gullbuy music review

King Jammy meets Dry & Heavy


In the Jaws of the Tiger


BSI Records


King Jammy meets Dry and Heavy CD coverI first fell in love with this record a year and a half ago. 'In the Jaws of the Tiger' accompanied me on a long drive to Baxter State Park in Maine. I thought that the Japanese take on heavy dub was more dub than dub, in that way that Japanese artists do when they lovingly create a homage to a certain item or commodity.

King Jammy meets Dry & Heavy is the marriage of a Japanese band to a Jamaican mixer. Lloyd "King Jammy" James mixed the record at his studio in Kingston Jamaica. He used echo and reverb like they were river water flowing around the sound. Dry & Heavy are Shigemoto (Dry) Nanao on drums and Takeshi (Heavy) Akimoto on bass. There are two vocalists on the record - one male and one female (Ao Inoue and Likkle Mai). The rest of the band is Japanese and the record was recorded by Naoyuki Uchida in Japan.

The copy of 'In the Jaws of the Tiger' that I am adding today in the gullbuy is a re-release on a different label (the original came out on Green Tea) with a bonus track. The bonus track is King Cobra Dub. It is a decent dub, but not worth buying the record for if you have the original.

My favorite tracks remain Do Dub Up Your Fight, Radical Dubber, Breaking Dub,and Love Explosion Dub. That is not to say that these are the only good tracks. 'In the Jaws of the Tiger' is filled with strong dubs that are saturated with echo. Harmony Dub is an instrumental that has electronics and super deep dub sounds. Night Flight Dub has sax and a touch of Sun Ra to it. There is a sweeping synth under the sax and an occasional use of bells. The sound of a helicopter circles around the speakers for headphone wearers, along with ray gun electronic sounds.
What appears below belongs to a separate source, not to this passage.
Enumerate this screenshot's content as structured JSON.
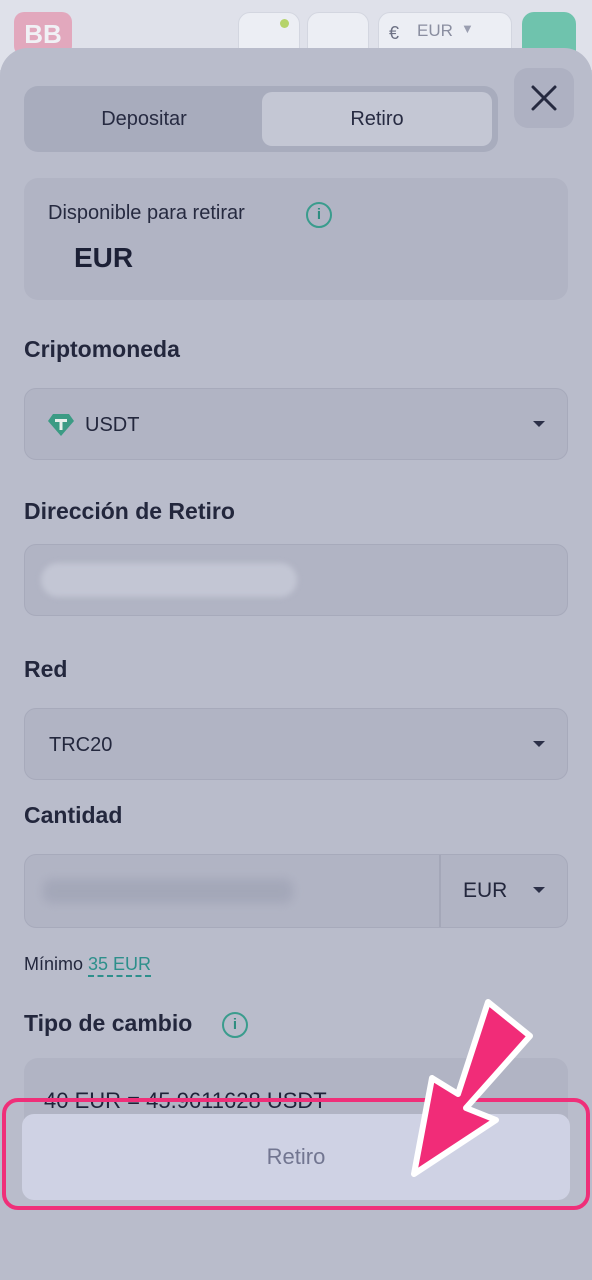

The band thanks Adrian Sherwood for the introduction to King Jammy. Adrian Sherwood and his On U Sound label is a good reference point for the sounds on this CD. The opening track Do Dub Up Your Fight has female vocals that make me think of Manda Rin of Bis in their heyday, and a horn riff that apes Roxy Music's Love Is The Drug.

I love bass and I love rhythm. Dry & Heavy are the rhythm section, and Dry & Heavy lead the band. This fact, combined with the Japanese precision of execution (making an imitation that becomes more real that the item it is inspired by) make 'In the Jaws of the Tiger' a CD that you should really hear.

---Carl, April 1, 2003